Scan the records for the string "condition", then copy each line that has it.

START EXCERPTED RECORDS

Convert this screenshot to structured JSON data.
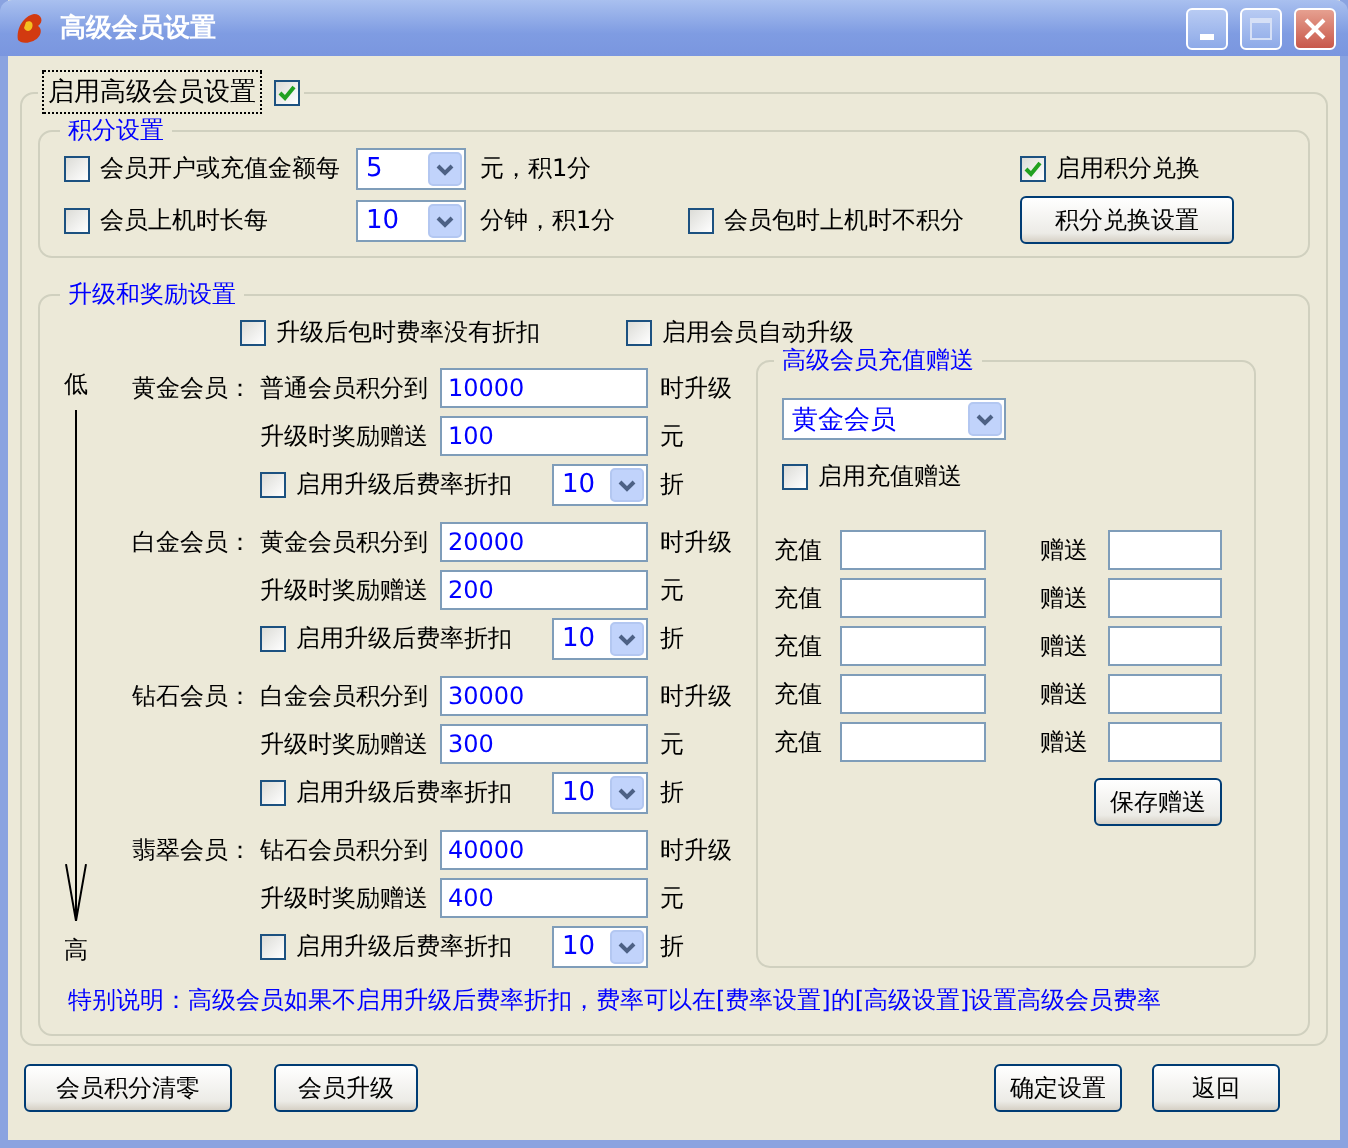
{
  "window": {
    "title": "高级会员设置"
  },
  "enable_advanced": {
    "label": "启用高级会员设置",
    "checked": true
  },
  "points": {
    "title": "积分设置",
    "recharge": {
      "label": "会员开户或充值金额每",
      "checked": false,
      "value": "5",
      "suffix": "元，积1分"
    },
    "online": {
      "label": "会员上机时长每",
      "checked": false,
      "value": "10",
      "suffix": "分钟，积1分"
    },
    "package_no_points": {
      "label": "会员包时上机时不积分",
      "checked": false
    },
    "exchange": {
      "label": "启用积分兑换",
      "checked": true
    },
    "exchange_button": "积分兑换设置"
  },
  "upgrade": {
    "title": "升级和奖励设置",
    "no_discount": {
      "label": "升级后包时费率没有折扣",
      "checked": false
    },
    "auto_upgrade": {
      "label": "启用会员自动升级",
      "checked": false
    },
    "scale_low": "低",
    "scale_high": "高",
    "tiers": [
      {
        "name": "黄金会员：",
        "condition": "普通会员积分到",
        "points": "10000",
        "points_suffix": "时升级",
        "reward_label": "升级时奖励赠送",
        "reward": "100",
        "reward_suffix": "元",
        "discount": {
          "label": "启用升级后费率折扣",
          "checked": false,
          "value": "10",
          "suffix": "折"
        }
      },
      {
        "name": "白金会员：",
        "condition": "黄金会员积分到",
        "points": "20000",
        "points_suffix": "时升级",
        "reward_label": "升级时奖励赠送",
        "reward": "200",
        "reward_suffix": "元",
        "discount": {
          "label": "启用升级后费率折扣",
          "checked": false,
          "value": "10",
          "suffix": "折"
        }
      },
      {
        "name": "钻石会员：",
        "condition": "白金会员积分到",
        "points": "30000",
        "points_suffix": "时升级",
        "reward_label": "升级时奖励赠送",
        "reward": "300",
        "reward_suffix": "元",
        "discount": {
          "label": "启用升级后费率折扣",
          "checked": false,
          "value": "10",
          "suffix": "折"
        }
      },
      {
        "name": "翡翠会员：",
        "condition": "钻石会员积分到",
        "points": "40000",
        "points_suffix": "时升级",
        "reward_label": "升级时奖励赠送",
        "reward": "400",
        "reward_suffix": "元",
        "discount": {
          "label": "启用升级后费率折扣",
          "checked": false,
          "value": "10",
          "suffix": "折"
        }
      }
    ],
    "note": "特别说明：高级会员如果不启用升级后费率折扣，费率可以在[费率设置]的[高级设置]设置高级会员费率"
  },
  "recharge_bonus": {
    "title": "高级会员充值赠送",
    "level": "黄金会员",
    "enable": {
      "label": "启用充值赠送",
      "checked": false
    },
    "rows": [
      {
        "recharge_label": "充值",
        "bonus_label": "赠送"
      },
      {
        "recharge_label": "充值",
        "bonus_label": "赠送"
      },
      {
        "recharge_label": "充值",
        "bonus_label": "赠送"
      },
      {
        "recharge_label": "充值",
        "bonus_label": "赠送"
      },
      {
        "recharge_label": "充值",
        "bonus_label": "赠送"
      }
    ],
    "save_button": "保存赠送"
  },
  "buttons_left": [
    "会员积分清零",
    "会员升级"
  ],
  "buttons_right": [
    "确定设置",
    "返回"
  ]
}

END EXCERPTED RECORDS

_SOLUTION_.
        "condition": "普通会员积分到",
        "condition": "黄金会员积分到",
        "condition": "白金会员积分到",
        "condition": "钻石会员积分到",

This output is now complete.